And then, in walk 4 other groups, to share your room. They are also rehearsing with their props, costumes, text, choreographed fight sequences, etc. This is the situation in the typical NYC public school classroom that I walk into. There will be 30 students, rehearsing simultaneously in a space the size of your living room. If you have a big living room. I could probably only fit 4 students in my living room. But, you get the picture. This was the situation yesterday at an International High School in Queens where I was doing some residency culminating performances.
“What?” you say.
“How do you hear yourself above the din?”
“Aren’t you tripping over each other?”
The answer is that in working in schools, doing drama, this is the way it is. We make it work, somehow. But, unlike the fine arts, or perhaps even dance, this means a lot of chaos, more chaos than people are used to seeing in classrooms.
I taught with two guest teachers as my primary colleague was out. Part way through the first class, the two guest teachers shot some looks over, like, “are you mad?” The noise. The questions. The fact that students were using broomsticks as faux swords. This is not what English class normally looks like.
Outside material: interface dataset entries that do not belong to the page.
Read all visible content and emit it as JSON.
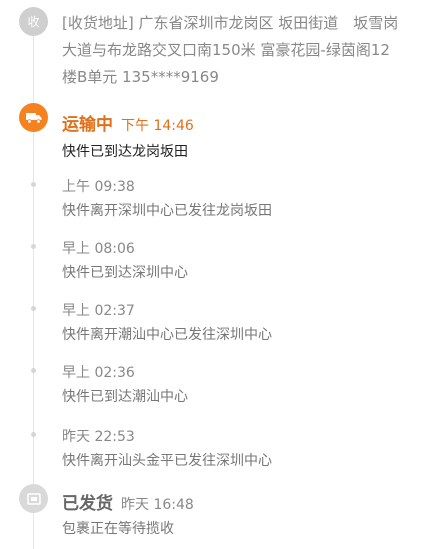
{
  "address": {
    "node_label": "收",
    "lines": [
      "[收货地址] 广东省深圳市龙岗区 坂田街道　坂雪岗",
      "大道与布龙路交叉口南150米 富豪花园-绿茵阁12",
      "楼B单元 135****9169"
    ]
  },
  "current": {
    "status": "运输中",
    "time": "下午 14:46",
    "desc": "快件已到达龙岗坂田",
    "icon": "truck-icon",
    "color": "#f5811f"
  },
  "events": [
    {
      "time": "上午 09:38",
      "desc": "快件离开深圳中心已发往龙岗坂田"
    },
    {
      "time": "早上 08:06",
      "desc": "快件已到达深圳中心"
    },
    {
      "time": "早上 02:37",
      "desc": "快件离开潮汕中心已发往深圳中心"
    },
    {
      "time": "早上 02:36",
      "desc": "快件已到达潮汕中心"
    },
    {
      "time": "昨天 22:53",
      "desc": "快件离开汕头金平已发往深圳中心"
    }
  ],
  "shipped": {
    "status": "已发货",
    "time": "昨天 16:48",
    "desc": "包裹正在等待揽收",
    "icon": "package-icon"
  }
}
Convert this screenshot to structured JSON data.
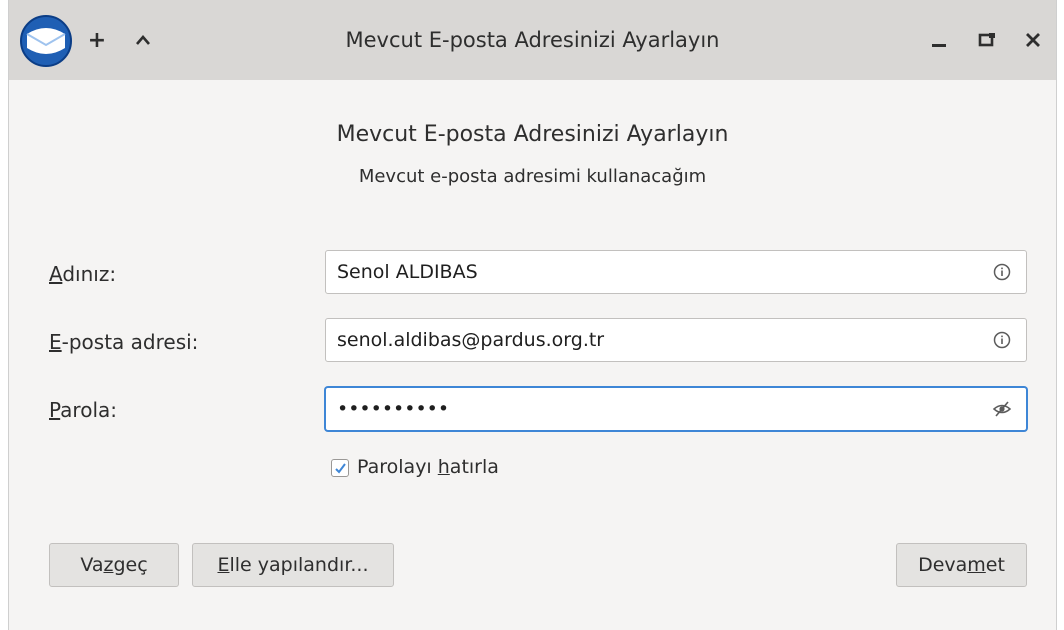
{
  "window": {
    "title": "Mevcut E-posta Adresinizi Ayarlayın",
    "buttons": {
      "add": "+",
      "shade": "^",
      "minimize": "_",
      "restore": "❐",
      "close": "✕"
    }
  },
  "dialog": {
    "heading": "Mevcut E-posta Adresinizi Ayarlayın",
    "subheading": "Mevcut e-posta adresimi kullanacağım"
  },
  "form": {
    "name": {
      "label_accel": "A",
      "label_rest": "dınız:",
      "value": "Senol ALDIBAS",
      "icon": "info-icon"
    },
    "email": {
      "label_accel": "E",
      "label_rest": "-posta adresi:",
      "value": "senol.aldibas@pardus.org.tr",
      "icon": "info-icon"
    },
    "password": {
      "label_accel": "P",
      "label_rest": "arola:",
      "value": "••••••••••",
      "icon": "eye-slash-icon"
    },
    "remember": {
      "checked": true,
      "text_before": "Parolayı ",
      "accel": "h",
      "text_after": "atırla"
    }
  },
  "buttons": {
    "cancel": {
      "before": "Va",
      "accel": "z",
      "after": "geç"
    },
    "manual": {
      "before": "",
      "accel": "E",
      "after": "lle yapılandır..."
    },
    "continue": {
      "before": "Deva",
      "accel": "m",
      "after": " et"
    }
  },
  "colors": {
    "accent": "#3e86d6",
    "titlebar": "#d9d7d5",
    "window_bg": "#f5f4f3"
  }
}
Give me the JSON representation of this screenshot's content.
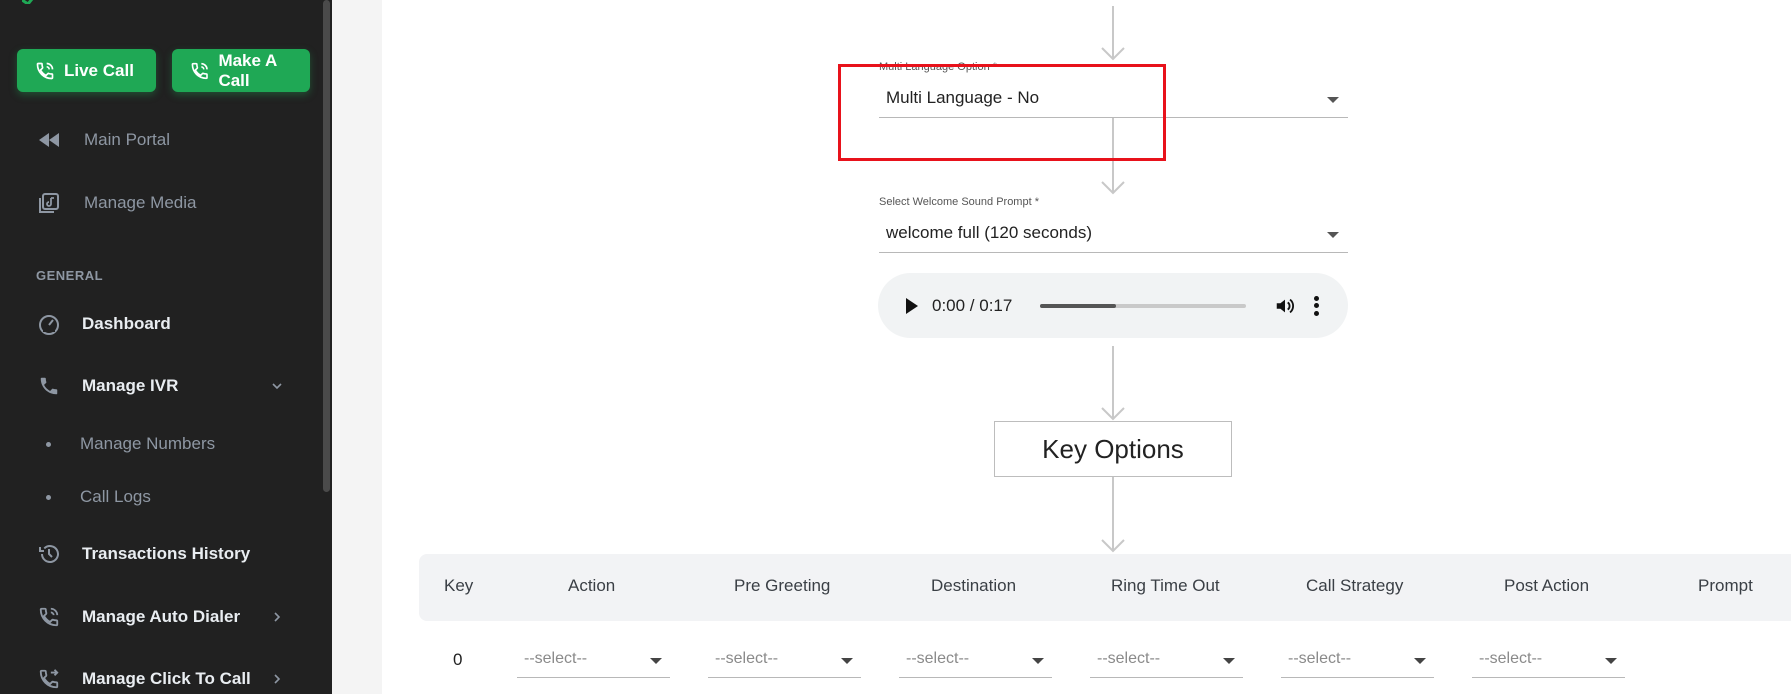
{
  "sidebar": {
    "live_call": "Live Call",
    "make_call": "Make A Call",
    "items": [
      {
        "label": "Main Portal",
        "icon": "rewind-icon"
      },
      {
        "label": "Manage Media",
        "icon": "media-library-icon"
      },
      {
        "label": "Dashboard",
        "icon": "speedometer-icon"
      },
      {
        "label": "Manage IVR",
        "icon": "phone-icon"
      },
      {
        "label": "Transactions History",
        "icon": "history-icon"
      },
      {
        "label": "Manage Auto Dialer",
        "icon": "phone-repeat-icon"
      },
      {
        "label": "Manage Click To Call",
        "icon": "phone-forward-icon"
      }
    ],
    "section_general": "GENERAL",
    "sub_items": [
      "Manage Numbers",
      "Call Logs"
    ],
    "colors": {
      "background": "#212121",
      "accent": "#1fa855"
    }
  },
  "flow": {
    "multi_language": {
      "label": "Multi Language Option *",
      "value": "Multi Language - No"
    },
    "welcome_prompt": {
      "label": "Select Welcome Sound Prompt *",
      "value": "welcome full (120 seconds)"
    },
    "audio": {
      "time": "0:00 / 0:17",
      "progress": 0.37
    },
    "key_options_title": "Key Options"
  },
  "table": {
    "headers": [
      "Key",
      "Action",
      "Pre Greeting",
      "Destination",
      "Ring Time Out",
      "Call Strategy",
      "Post Action",
      "Prompt"
    ],
    "rows": [
      {
        "key": "0",
        "selects": [
          "--select--",
          "--select--",
          "--select--",
          "--select--",
          "--select--",
          "--select--"
        ]
      }
    ]
  },
  "colors": {
    "highlight": "#e8121b"
  }
}
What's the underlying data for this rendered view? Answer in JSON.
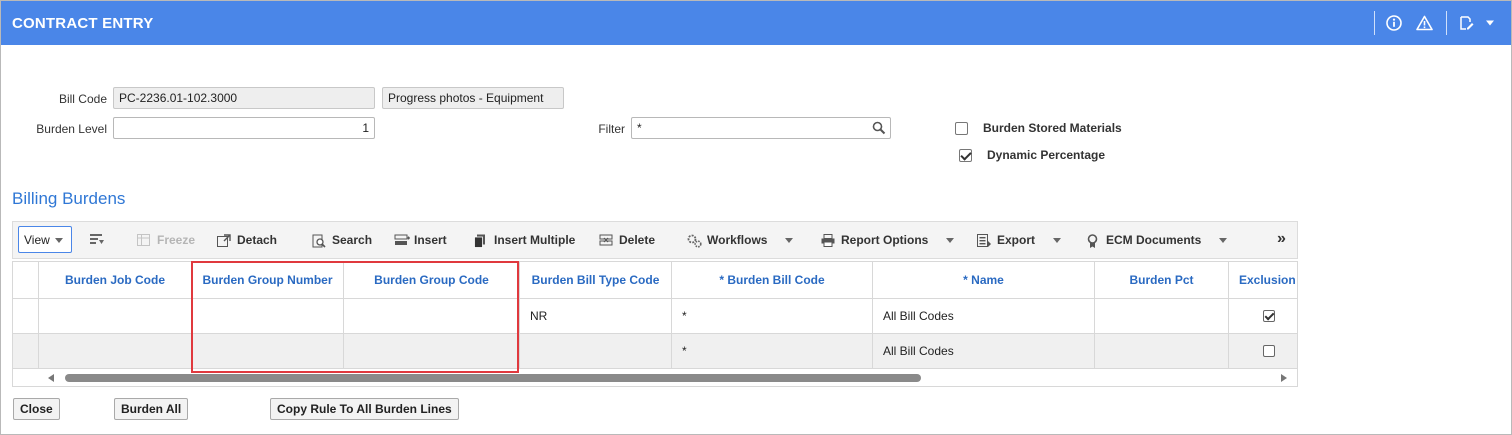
{
  "titlebar": {
    "title": "CONTRACT ENTRY"
  },
  "form": {
    "bill_code_label": "Bill Code",
    "bill_code_value": "PC-2236.01-102.3000",
    "bill_code_desc": "Progress photos - Equipment",
    "burden_level_label": "Burden Level",
    "burden_level_value": "1",
    "filter_label": "Filter",
    "filter_value": "*",
    "burden_stored_label": "Burden Stored Materials",
    "burden_stored_checked": false,
    "dynamic_pct_label": "Dynamic Percentage",
    "dynamic_pct_checked": true
  },
  "section": {
    "title": "Billing Burdens"
  },
  "toolbar": {
    "view": "View",
    "freeze": "Freeze",
    "detach": "Detach",
    "search": "Search",
    "insert": "Insert",
    "insert_multiple": "Insert Multiple",
    "delete": "Delete",
    "workflows": "Workflows",
    "report_options": "Report Options",
    "export": "Export",
    "ecm_documents": "ECM Documents",
    "more": "»"
  },
  "grid": {
    "columns": [
      "Burden Job Code",
      "Burden Group Number",
      "Burden Group Code",
      "Burden Bill Type Code",
      "* Burden Bill Code",
      "* Name",
      "Burden Pct",
      "Exclusion"
    ],
    "rows": [
      {
        "burden_job_code": "",
        "burden_group_number": "",
        "burden_group_code": "",
        "burden_bill_type_code": "NR",
        "burden_bill_code": "*",
        "name": "All Bill Codes",
        "burden_pct": "",
        "exclusion": true
      },
      {
        "burden_job_code": "",
        "burden_group_number": "",
        "burden_group_code": "",
        "burden_bill_type_code": "",
        "burden_bill_code": "*",
        "name": "All Bill Codes",
        "burden_pct": "",
        "exclusion": false
      }
    ]
  },
  "buttons": {
    "close": "Close",
    "burden_all": "Burden All",
    "copy_rule": "Copy Rule To All Burden Lines"
  },
  "colors": {
    "titlebar": "#4a86e8",
    "highlight": "#e0393e",
    "link": "#2a6ac2"
  }
}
But today, it is okay and I must also make them comfortable in the room. I ask one teacher to model an activity with me to draw her in. Show the students that she too will take the risk to get up and work in front of them.
I was to teach around the question, “What is point of view? And how does a story change depending on who’s telling it?” And I ended up needing to teach each class very differently depending on the student group dynamics and language comfort. While I came in with a plan, I ended up changing things on the fly, in order to better have them understand POV and be able to tell a story from a different character’s point of view.
When it came time to show the pieces the students magically whizzed together in a few minutes, the teachers seemed to enjoy them and were impressed with how much the students showed that they knew about the play, how inventive they were, how they moved through their shyness and varying levels of language acquisition challenges to create a moment of theater.
And perhaps I re-learned, we are always in process as teachers and artists and teaching artists. And we have to change things on the fly sometimes, because what we’re doing is not working. Or could work better. Our instincts are usually right. And momentary chaos is often okay. As long as we are seeking the answer to the driving question. Instincts are right. Chaos is good. This will be my mantra.